→ **WHAT IS EXPECTED**
In the data below, find every line with the word "JSON" and copy it.

→ **App and web page records**
▽

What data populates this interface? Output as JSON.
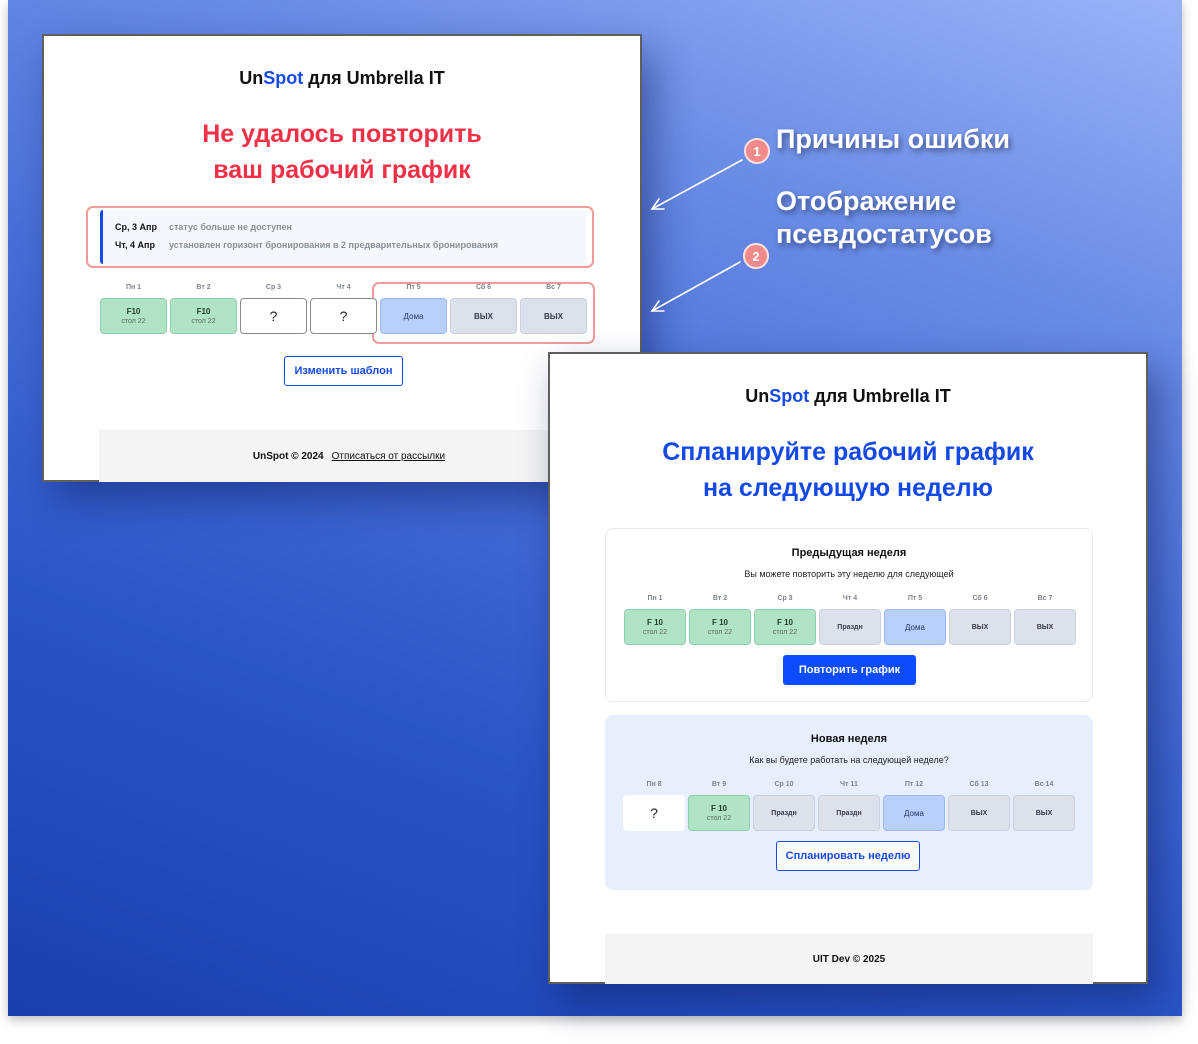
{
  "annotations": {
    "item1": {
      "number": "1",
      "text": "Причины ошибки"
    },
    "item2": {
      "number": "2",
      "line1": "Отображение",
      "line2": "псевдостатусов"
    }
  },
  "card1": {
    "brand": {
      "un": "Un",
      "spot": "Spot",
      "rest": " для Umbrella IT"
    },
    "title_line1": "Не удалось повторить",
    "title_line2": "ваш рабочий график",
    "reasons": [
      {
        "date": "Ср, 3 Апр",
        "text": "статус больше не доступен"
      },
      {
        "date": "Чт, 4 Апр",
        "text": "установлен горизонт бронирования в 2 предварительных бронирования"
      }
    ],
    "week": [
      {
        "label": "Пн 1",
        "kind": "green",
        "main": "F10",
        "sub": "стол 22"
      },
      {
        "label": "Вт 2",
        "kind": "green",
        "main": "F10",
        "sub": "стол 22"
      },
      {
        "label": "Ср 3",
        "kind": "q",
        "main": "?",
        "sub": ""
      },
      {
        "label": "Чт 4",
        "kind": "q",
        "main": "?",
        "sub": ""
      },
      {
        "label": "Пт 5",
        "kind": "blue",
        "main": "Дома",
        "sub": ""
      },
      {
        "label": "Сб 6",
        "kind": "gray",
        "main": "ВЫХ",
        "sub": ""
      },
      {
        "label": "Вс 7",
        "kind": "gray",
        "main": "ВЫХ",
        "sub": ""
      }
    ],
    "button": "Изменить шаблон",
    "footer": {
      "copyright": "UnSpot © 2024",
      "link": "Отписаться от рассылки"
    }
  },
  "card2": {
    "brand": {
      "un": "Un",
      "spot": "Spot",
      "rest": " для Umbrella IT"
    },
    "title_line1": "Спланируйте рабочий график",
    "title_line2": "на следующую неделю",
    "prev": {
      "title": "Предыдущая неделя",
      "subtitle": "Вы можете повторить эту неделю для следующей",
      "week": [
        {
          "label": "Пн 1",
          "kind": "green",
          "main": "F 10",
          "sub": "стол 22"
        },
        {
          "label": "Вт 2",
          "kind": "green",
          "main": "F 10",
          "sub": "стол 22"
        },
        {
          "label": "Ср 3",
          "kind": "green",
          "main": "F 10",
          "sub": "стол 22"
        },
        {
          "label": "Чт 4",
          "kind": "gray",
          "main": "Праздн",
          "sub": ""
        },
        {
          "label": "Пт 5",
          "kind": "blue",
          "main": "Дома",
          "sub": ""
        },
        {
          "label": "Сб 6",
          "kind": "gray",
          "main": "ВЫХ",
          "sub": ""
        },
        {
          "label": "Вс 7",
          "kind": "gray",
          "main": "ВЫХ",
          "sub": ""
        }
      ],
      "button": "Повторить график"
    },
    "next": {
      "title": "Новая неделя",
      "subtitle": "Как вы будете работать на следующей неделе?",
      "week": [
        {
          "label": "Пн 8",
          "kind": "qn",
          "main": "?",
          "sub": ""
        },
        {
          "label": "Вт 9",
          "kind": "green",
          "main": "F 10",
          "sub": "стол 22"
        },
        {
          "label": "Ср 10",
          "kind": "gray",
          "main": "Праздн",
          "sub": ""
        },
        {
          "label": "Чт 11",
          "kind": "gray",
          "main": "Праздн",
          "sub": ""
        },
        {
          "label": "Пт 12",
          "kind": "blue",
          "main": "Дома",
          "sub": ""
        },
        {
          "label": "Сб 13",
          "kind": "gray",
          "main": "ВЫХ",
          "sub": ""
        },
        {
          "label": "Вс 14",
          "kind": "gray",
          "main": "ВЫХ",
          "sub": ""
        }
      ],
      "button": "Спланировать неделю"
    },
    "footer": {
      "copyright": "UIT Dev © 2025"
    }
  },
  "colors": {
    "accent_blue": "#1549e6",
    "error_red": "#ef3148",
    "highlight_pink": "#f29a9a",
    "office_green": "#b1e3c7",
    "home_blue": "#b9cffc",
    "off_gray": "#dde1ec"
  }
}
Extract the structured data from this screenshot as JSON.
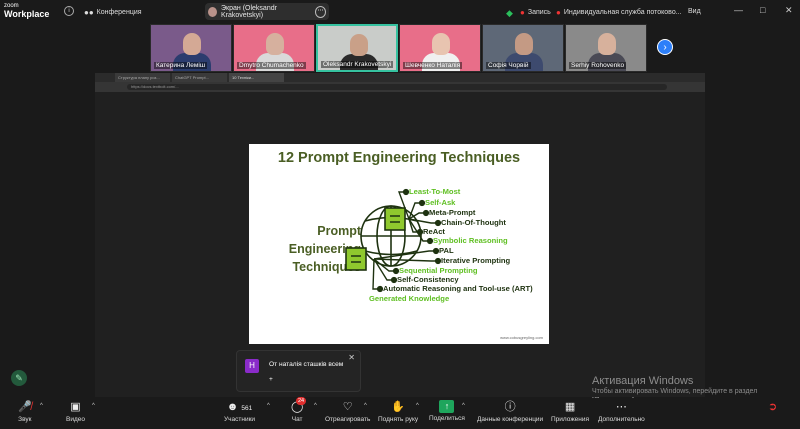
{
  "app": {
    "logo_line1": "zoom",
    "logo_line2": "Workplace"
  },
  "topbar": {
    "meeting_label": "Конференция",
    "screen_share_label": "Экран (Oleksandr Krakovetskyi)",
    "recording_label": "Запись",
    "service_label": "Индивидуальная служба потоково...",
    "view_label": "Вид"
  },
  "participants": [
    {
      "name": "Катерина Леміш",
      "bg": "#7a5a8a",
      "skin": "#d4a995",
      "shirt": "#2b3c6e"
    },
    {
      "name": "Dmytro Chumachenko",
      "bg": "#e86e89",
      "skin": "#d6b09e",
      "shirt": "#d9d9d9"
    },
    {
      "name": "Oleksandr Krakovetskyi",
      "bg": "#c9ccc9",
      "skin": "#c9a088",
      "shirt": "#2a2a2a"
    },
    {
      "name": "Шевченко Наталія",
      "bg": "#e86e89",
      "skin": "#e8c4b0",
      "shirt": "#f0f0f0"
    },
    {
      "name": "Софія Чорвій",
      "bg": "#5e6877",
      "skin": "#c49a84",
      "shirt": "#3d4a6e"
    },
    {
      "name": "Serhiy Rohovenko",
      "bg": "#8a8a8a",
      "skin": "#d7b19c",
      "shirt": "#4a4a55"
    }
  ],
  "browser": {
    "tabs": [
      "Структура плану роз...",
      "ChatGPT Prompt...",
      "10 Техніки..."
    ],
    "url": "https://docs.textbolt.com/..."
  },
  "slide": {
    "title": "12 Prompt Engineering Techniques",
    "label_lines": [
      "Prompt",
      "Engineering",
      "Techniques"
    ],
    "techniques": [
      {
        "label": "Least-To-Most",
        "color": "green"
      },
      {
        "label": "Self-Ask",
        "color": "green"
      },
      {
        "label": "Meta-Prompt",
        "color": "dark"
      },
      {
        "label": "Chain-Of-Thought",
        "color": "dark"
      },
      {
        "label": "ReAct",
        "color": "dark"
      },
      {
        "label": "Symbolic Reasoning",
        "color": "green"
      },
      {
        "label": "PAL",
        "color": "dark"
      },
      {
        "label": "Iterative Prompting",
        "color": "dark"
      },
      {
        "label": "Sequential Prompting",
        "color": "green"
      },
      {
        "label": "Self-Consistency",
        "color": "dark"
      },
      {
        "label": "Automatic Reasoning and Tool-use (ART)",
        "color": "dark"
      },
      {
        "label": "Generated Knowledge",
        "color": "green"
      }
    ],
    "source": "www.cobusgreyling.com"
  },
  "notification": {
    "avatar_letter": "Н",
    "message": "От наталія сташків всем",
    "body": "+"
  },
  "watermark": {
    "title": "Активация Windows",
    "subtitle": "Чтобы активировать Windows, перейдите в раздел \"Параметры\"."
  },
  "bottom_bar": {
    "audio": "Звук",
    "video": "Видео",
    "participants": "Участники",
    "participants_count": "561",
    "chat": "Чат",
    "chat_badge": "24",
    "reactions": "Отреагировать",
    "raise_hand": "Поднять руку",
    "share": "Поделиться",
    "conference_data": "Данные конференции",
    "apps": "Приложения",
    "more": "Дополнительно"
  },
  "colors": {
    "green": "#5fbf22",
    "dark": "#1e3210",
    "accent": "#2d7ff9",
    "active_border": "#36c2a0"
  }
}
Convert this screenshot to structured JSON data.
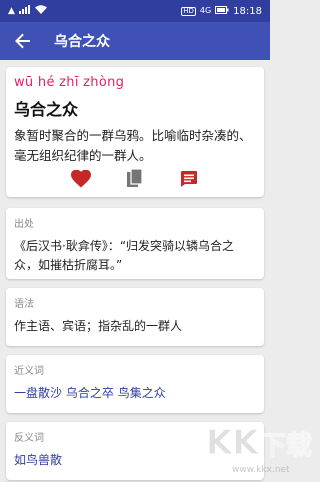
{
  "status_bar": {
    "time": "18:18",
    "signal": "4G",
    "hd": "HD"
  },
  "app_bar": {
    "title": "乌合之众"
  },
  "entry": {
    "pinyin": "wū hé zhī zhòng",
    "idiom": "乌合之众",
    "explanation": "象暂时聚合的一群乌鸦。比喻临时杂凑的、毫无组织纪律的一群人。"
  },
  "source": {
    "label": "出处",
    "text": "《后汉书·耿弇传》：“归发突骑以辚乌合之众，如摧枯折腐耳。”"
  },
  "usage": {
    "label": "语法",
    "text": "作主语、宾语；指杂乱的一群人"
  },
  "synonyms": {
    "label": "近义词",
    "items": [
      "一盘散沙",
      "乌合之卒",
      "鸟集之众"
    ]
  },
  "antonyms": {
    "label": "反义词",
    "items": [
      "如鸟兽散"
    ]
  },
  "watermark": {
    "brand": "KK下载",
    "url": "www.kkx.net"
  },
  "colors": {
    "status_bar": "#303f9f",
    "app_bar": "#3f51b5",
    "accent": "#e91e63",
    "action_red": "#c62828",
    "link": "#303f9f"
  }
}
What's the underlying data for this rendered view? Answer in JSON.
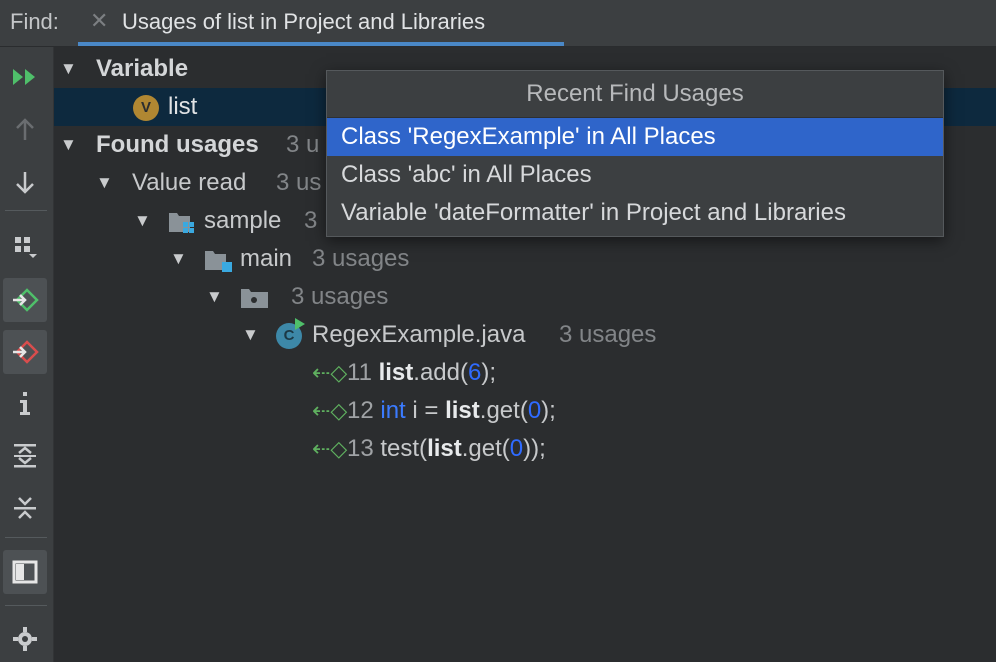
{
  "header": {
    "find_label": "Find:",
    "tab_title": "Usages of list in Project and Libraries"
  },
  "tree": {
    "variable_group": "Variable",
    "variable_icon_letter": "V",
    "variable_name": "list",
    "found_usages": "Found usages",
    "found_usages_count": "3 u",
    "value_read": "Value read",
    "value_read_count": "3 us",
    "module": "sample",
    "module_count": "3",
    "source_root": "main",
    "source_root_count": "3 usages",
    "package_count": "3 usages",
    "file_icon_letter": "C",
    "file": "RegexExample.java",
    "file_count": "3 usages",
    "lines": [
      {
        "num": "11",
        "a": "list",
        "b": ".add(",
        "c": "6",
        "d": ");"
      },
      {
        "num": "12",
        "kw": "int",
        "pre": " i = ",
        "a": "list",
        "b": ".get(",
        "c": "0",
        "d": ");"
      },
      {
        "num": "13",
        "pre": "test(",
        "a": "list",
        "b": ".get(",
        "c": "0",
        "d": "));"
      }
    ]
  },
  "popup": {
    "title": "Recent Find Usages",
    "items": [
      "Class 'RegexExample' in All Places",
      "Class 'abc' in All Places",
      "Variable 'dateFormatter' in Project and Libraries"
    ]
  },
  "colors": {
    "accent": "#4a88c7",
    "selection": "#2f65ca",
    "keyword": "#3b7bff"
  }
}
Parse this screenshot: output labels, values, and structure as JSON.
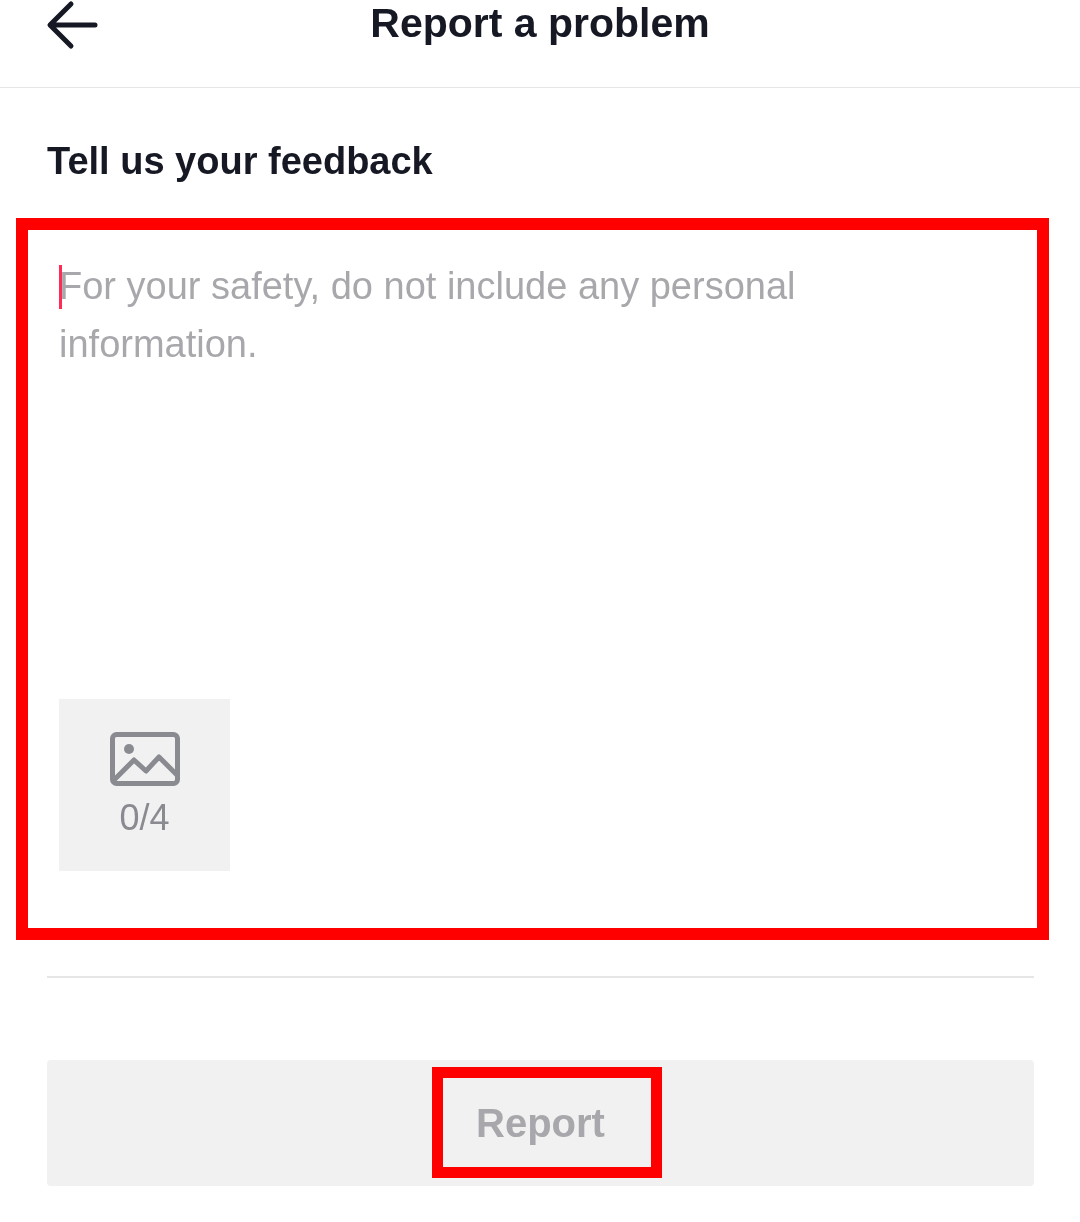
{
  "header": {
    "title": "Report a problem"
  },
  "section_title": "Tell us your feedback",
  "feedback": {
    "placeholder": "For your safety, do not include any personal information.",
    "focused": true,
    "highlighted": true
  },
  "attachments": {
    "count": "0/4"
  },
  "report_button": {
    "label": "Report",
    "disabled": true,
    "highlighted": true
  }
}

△

→ **YOUR SOLUTION**
What data populates this interface? Output as JSON.
Extract the structured data from this screenshot as JSON.
Convert this screenshot to structured JSON data.
What's the underlying data for this rendered view? Answer in JSON.
Parse this screenshot: output labels, values, and structure as JSON.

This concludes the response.